Excerpts from an interface dataset
------------------------------

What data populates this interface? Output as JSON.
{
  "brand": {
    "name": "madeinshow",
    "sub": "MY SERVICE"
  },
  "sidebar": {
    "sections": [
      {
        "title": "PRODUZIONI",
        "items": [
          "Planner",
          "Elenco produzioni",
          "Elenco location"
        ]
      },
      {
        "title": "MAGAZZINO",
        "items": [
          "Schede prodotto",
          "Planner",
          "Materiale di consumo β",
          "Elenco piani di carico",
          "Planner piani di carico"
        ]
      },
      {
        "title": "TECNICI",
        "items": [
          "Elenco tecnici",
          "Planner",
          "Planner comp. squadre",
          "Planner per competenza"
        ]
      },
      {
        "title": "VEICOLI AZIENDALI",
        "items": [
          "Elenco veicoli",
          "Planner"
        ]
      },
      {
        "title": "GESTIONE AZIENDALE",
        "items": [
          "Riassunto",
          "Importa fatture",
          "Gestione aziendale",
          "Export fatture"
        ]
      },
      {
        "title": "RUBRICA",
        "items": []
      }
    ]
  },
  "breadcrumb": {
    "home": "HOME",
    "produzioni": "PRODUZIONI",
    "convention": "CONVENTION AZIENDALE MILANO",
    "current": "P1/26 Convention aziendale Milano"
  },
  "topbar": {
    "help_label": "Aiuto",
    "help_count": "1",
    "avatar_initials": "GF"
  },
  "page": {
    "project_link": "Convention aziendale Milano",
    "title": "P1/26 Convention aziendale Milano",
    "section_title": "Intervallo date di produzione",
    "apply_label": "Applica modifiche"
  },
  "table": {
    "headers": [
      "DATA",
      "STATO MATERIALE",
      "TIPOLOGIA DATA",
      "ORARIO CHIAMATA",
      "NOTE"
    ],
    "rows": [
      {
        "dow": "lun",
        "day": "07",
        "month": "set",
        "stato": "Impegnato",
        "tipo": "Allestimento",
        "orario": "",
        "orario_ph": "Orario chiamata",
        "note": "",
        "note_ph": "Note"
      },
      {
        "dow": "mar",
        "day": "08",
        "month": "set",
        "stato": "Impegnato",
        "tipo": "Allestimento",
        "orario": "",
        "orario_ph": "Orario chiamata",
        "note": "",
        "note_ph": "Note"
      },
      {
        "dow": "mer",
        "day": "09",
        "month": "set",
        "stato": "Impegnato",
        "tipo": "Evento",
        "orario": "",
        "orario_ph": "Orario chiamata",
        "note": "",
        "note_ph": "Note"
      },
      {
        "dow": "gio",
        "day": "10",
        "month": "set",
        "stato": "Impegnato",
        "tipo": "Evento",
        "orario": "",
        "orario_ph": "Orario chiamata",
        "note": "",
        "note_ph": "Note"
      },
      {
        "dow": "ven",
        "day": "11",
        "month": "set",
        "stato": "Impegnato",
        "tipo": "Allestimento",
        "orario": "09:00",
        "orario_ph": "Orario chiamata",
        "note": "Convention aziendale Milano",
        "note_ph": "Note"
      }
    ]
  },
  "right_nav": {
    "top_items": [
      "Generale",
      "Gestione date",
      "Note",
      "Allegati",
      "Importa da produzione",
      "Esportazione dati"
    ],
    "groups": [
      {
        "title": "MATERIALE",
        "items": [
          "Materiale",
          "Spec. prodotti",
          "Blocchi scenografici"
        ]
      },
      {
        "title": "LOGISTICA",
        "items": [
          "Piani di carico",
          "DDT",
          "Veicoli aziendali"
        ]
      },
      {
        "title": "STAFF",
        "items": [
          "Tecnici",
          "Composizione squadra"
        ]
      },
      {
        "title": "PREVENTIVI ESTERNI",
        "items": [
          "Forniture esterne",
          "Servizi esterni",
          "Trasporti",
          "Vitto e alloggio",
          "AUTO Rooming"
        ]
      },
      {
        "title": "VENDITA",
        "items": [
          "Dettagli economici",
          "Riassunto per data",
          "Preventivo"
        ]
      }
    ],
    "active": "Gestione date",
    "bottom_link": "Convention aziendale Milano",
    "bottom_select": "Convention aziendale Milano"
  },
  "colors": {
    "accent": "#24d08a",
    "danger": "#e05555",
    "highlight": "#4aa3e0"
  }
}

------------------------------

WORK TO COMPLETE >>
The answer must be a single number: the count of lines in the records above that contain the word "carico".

ANSWER TO THIS TASK >>
3